*EXERCISE REQUIREMENTS*
Your answer should consist of each line below that includes the word "plays".
—————
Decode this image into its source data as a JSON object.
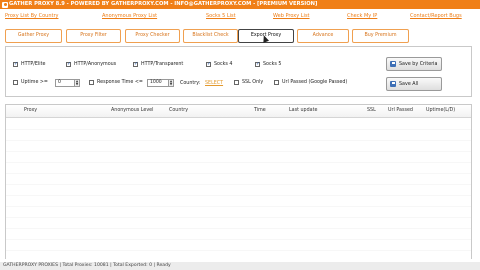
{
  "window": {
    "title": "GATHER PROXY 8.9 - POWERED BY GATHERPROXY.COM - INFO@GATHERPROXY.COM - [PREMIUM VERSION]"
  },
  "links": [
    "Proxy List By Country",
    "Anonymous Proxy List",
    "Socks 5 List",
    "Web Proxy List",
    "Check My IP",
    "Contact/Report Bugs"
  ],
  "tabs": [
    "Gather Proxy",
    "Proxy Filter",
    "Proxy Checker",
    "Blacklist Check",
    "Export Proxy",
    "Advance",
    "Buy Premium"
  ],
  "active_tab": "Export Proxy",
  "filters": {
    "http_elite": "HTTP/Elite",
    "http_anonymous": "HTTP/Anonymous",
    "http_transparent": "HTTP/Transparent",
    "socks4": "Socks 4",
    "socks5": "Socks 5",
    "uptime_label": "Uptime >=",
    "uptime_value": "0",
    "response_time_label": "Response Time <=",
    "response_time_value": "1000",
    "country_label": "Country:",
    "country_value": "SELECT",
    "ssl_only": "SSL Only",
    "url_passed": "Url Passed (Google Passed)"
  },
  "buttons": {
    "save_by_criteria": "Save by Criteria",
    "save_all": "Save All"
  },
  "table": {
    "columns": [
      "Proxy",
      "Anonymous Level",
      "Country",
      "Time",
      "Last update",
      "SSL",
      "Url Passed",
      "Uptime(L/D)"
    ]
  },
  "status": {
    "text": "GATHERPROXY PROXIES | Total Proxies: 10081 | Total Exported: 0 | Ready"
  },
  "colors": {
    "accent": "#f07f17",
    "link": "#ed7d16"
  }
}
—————
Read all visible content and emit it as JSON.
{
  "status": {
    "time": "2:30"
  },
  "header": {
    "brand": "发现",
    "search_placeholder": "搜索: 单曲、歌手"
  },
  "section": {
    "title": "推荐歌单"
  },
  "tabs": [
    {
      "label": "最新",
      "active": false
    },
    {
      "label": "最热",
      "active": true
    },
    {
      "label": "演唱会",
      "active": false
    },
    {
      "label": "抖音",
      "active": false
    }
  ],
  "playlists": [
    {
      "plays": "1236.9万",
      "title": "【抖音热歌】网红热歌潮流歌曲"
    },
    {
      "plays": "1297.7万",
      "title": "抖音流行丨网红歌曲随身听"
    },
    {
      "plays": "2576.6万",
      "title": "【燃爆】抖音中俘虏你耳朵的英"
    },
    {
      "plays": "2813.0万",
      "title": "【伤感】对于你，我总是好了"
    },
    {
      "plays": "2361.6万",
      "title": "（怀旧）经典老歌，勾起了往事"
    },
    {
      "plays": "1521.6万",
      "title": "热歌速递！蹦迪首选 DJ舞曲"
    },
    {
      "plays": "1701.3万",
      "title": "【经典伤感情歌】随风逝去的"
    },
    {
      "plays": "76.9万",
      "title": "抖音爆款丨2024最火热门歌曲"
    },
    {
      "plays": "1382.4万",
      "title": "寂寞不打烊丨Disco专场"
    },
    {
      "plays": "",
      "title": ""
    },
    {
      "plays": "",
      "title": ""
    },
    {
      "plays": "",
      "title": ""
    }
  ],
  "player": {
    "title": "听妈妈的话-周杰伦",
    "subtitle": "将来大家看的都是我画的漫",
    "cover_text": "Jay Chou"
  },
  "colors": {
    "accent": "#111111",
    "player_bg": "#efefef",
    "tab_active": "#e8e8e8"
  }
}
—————
*TASK RESULT*
      "plays": "1236.9万",
      "plays": "1297.7万",
      "plays": "2576.6万",
      "plays": "2813.0万",
      "plays": "2361.6万",
      "plays": "1521.6万",
      "plays": "1701.3万",
      "plays": "76.9万",
      "plays": "1382.4万",
      "plays": "",
      "plays": "",
      "plays": "",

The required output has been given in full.